→ Component data from apps and pages
┌──
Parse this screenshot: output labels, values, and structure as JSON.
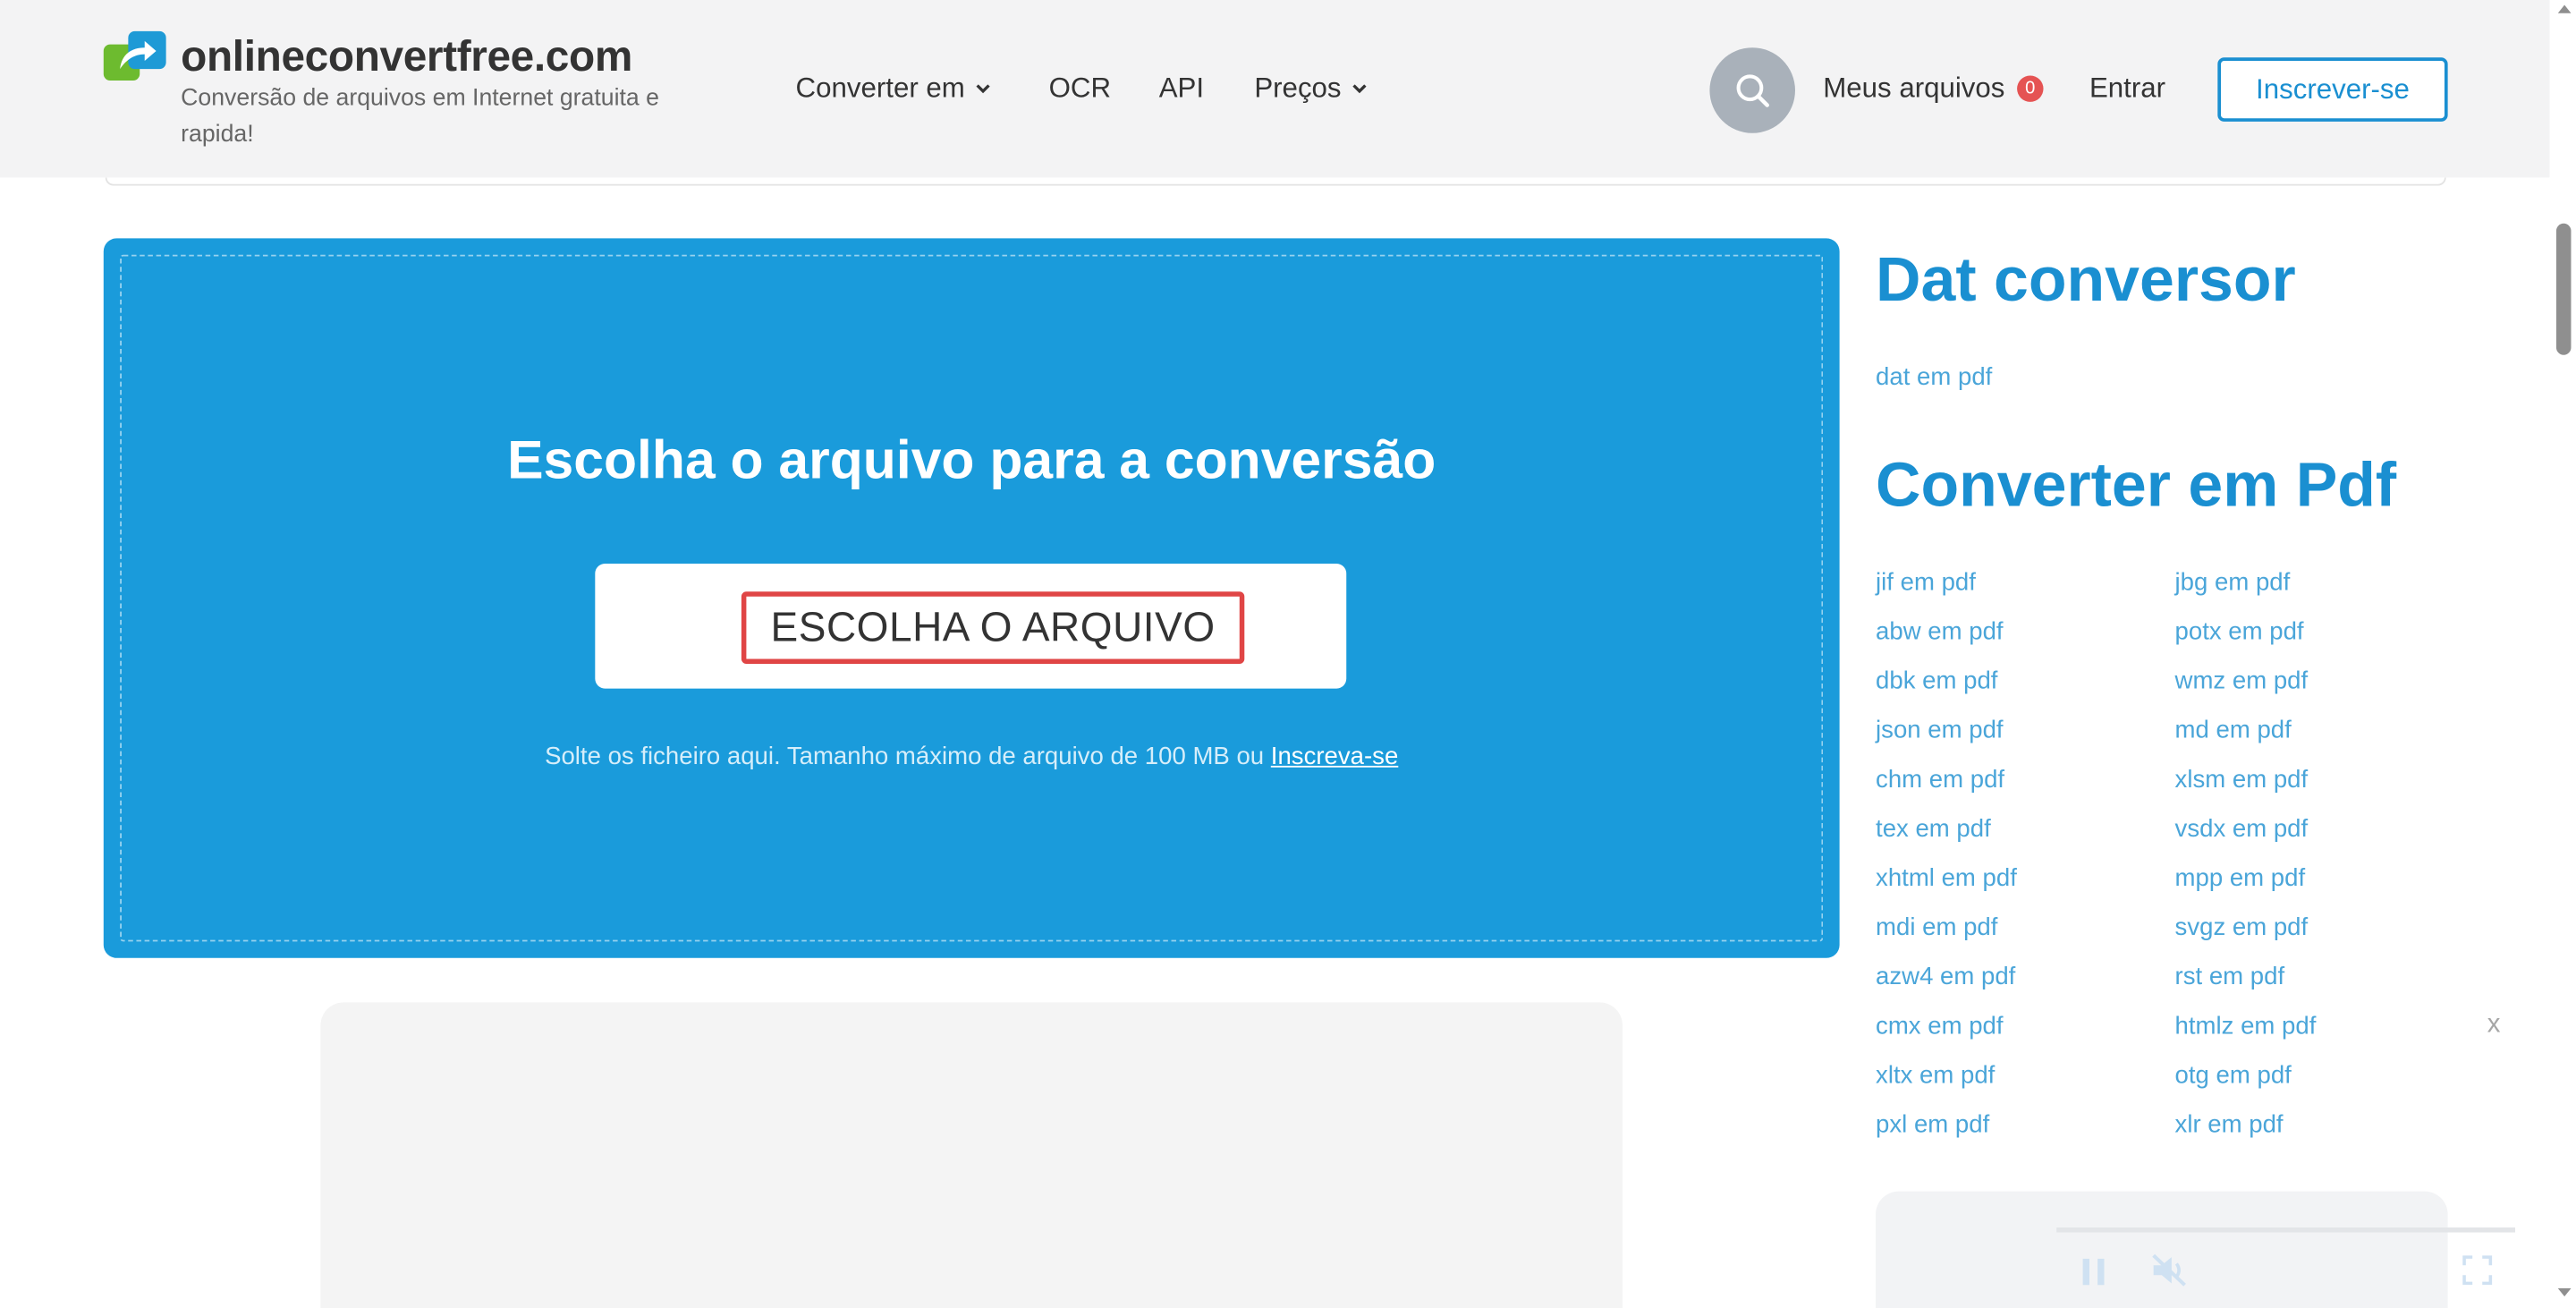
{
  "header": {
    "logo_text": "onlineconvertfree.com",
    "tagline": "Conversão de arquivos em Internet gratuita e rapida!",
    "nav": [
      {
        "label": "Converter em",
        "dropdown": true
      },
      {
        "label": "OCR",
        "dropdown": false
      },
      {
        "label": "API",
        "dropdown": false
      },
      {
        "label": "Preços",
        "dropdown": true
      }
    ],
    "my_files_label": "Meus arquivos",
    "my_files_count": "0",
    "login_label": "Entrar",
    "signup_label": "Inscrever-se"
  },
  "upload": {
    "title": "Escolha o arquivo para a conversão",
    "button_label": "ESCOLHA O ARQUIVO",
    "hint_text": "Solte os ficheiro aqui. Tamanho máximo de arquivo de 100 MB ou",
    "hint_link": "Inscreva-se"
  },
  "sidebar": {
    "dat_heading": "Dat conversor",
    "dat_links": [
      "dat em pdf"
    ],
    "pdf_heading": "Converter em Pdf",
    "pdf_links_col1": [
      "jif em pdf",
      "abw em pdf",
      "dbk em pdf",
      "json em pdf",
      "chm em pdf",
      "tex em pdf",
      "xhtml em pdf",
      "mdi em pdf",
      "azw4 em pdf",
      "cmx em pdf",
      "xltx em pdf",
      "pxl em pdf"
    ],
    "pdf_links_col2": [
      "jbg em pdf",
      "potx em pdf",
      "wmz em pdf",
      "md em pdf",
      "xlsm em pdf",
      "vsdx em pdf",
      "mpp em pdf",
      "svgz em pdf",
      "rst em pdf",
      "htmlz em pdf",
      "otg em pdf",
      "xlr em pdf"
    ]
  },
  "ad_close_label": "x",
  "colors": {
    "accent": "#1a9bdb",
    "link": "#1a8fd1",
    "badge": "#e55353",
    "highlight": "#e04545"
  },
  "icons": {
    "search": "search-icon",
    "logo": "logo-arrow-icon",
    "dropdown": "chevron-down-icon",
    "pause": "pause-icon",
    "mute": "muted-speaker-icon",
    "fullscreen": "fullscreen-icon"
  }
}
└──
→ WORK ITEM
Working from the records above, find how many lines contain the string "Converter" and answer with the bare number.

→ EXERCISE SOLUTION
2